She was motherly, that way. So warm and personal in a professional relationship, that I often felt uncertain how I should respond. We were comrades, not friends. I knew nothing of her private life, though she sometimes signed her letters, “Love, Jackie,” which both touched and disconcerted me, placing me in the quandary of how I should sign mine to her.
Yet with all her kindness, she had no tolerance for sap. “Don’t allow yourself to be repetitious or sentimental,” she wrote in reference to an early draft. “It back-fires.” Page 56: “Melodrama; I’d eliminate.” Page 308: “This is pretty trite. Can you recast?” Page 600: “Overwritten, overwrought.”
She cared that every sentence be correct in language, in emotion, and in detail. Page 192: “Eliminate ‘with’ and put a comma after ‘doorway.’ You do this often — incorrectly use ‘with’ as a connective to cobble together two disparate thoughts.” Page 643: “’hocking mucus.’ This is the third or fourth time you have used this image. The reader gets irritated.” Page 857: “’Gaucho hat.’ Gaucho is Argentinian. Would that term have been used here?”
In the beginning, I asked if she would prefer to see each chapter as I wrote it, or several at a time. She chose the latter. “But if you need some hand holding through the forest,” she wrote, “you must do whatever makes you feel best.”
She sent me the first copy of my second novel at about the time she was diagnosed. Right up to the month before she died she continued to champion the book at Doubleday, pressing the editor-in-chief for more promotion funds. In my last communication from her, in the midst of all the turmoil that goes with the publication of a book, she wrote, “Stay calm! You have a winner.”

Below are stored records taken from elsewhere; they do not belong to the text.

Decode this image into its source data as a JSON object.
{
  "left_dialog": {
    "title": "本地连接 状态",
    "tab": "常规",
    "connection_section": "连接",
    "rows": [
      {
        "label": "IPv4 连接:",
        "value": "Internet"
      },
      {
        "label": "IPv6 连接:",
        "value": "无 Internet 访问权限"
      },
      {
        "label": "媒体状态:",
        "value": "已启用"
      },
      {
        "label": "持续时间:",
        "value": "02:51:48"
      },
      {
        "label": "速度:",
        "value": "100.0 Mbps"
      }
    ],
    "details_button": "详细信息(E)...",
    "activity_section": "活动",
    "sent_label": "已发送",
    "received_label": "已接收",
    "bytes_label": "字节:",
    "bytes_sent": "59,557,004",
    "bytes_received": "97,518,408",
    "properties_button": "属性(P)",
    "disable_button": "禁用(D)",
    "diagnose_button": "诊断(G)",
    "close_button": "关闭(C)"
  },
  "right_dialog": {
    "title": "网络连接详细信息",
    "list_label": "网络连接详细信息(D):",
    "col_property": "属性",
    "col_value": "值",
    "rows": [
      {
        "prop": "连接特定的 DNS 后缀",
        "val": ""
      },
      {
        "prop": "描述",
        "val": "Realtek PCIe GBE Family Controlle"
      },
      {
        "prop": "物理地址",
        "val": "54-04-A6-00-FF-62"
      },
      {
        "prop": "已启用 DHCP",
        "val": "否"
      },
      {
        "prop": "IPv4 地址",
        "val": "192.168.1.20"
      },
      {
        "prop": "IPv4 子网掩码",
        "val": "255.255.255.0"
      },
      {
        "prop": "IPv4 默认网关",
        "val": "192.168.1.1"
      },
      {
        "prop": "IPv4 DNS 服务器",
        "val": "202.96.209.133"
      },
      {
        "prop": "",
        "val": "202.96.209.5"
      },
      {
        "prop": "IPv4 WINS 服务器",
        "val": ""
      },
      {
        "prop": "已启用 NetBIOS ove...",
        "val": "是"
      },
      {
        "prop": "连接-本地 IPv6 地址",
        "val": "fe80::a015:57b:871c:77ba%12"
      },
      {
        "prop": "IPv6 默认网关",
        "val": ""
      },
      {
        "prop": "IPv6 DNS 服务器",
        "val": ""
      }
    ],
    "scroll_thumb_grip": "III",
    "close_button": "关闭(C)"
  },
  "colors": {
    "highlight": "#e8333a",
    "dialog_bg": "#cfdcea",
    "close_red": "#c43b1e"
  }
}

There were times I disagreed with her suggestions. She wasn’t always right. But she sustained my effort and her editing improved my books in ways impossible to measure. To use a childish image, which she likely would have labeled maudlin and affected, and which in fact is, but to use it anyway because it keeps returning to me in a vivid way, I see her as a fairy godmother. She appeared at a difficult time and gave me what I wanted most — to see my books in print. Then she disappeared.